Work order -
Please show every line in the entries below that includes the word "Umsatzerlöse".

Provided records -
────────
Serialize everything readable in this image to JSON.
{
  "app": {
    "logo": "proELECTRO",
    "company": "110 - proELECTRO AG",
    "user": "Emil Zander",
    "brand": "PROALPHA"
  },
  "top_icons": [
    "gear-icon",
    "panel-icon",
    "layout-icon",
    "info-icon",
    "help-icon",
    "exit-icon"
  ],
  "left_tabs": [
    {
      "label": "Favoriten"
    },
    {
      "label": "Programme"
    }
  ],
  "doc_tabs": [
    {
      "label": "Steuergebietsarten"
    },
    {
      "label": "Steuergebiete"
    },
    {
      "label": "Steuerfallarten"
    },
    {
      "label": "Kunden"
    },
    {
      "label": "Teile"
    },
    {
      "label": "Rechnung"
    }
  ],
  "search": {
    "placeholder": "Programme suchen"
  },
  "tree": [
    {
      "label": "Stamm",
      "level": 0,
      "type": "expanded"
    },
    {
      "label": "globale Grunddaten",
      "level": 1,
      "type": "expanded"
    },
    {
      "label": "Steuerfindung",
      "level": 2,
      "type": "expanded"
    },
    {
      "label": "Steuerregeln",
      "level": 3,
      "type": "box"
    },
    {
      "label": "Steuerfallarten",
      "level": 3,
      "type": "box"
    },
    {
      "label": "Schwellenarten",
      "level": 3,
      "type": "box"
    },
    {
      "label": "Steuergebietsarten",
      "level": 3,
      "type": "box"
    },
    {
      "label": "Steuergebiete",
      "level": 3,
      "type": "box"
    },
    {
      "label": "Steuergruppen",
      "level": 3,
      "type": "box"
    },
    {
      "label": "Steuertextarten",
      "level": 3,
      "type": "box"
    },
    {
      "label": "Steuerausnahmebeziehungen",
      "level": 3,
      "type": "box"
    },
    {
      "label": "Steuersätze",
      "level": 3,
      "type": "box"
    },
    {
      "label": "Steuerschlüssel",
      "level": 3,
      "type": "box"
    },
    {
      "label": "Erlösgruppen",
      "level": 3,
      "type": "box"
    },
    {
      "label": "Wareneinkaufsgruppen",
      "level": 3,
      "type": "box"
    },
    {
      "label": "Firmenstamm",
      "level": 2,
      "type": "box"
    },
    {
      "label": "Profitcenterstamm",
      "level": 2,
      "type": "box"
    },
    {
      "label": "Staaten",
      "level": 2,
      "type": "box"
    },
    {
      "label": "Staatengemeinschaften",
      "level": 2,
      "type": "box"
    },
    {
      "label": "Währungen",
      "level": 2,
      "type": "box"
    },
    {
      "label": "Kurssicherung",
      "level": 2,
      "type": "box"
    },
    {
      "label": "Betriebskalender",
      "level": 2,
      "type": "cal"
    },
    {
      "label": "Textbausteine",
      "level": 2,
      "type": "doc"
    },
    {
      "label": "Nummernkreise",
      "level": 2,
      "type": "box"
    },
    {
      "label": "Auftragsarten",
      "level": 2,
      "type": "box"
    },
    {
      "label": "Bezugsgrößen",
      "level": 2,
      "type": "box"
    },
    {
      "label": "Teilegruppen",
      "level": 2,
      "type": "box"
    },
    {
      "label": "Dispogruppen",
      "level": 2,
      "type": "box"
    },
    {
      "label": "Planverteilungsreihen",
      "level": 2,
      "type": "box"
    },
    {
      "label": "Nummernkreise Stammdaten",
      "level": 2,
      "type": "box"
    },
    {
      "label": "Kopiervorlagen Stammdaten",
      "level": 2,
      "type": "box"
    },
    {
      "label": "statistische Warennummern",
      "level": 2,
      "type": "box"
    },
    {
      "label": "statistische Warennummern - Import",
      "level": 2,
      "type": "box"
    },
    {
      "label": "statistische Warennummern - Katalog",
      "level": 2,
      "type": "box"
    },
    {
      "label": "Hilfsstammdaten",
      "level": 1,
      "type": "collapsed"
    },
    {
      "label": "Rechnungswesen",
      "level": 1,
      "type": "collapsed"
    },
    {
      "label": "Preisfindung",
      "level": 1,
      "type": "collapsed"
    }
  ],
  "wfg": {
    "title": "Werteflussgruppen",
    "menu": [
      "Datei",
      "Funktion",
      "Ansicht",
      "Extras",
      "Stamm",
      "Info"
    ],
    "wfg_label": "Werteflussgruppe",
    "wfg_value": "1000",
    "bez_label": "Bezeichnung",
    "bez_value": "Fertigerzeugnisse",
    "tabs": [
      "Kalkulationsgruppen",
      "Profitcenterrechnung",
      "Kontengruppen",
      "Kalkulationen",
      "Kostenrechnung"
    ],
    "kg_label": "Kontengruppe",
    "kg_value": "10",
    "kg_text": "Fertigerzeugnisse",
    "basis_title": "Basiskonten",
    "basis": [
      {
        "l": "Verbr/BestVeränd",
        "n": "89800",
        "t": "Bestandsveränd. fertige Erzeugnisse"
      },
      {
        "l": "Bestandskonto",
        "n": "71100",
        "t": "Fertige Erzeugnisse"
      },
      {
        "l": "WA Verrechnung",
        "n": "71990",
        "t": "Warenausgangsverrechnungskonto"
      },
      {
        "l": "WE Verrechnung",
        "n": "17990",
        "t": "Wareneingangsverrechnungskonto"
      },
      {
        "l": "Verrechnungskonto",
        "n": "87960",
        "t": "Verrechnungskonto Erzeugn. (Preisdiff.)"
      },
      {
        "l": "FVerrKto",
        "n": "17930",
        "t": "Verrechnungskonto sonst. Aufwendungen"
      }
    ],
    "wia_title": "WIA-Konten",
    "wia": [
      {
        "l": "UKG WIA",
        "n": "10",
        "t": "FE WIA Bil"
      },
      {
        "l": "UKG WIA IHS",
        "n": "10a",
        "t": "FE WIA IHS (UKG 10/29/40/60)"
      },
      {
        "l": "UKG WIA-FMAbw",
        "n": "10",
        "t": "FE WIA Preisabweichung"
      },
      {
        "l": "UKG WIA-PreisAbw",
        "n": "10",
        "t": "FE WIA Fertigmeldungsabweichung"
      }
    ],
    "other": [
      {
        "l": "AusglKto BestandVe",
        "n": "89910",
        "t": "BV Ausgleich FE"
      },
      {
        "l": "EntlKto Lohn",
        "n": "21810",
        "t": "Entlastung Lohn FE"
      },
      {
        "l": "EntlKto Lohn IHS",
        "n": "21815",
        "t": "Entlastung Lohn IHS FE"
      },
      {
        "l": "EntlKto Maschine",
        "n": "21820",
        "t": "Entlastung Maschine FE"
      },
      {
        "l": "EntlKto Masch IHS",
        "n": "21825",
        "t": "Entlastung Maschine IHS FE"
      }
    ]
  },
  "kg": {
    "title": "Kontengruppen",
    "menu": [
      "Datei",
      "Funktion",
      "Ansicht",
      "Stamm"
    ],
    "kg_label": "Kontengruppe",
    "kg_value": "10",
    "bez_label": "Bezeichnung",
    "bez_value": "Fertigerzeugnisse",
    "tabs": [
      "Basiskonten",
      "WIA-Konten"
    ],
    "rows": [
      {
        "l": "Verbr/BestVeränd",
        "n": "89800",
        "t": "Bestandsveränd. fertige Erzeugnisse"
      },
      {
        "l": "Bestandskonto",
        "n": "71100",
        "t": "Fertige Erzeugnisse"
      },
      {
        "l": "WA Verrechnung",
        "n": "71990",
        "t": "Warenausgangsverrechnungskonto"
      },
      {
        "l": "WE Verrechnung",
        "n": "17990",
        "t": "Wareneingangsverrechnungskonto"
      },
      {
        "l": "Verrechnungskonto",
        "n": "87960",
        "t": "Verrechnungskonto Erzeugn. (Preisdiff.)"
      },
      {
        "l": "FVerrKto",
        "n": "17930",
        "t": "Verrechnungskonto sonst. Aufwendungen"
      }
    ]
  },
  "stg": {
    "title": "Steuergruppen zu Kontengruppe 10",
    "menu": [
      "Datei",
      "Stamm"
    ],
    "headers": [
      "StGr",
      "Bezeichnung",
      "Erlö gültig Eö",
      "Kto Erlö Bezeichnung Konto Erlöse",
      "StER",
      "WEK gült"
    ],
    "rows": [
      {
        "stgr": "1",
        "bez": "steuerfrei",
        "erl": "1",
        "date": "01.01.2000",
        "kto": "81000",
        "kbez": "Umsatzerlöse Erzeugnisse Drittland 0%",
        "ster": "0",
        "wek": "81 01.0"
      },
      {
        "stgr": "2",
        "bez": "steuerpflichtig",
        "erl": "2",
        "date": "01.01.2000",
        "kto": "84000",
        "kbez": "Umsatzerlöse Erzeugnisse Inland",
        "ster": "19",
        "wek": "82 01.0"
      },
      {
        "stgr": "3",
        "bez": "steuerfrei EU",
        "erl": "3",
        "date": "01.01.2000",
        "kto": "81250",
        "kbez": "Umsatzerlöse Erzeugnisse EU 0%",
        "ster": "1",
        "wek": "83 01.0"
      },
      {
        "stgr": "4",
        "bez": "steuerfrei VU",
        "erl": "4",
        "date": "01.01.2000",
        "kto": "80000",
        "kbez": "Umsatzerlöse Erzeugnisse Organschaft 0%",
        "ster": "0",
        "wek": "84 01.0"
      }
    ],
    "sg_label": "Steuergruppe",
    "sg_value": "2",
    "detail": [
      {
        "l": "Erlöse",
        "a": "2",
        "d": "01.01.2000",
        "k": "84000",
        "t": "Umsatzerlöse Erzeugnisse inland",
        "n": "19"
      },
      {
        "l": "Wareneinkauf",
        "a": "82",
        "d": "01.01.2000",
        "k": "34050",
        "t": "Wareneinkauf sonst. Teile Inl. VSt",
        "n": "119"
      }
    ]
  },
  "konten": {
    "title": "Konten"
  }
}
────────
Written reply -
        "kbez": "Umsatzerlöse Erzeugnisse Drittland 0%",
        "kbez": "Umsatzerlöse Erzeugnisse Inland",
        "kbez": "Umsatzerlöse Erzeugnisse EU 0%",
        "kbez": "Umsatzerlöse Erzeugnisse Organschaft 0%",
        "t": "Umsatzerlöse Erzeugnisse inland",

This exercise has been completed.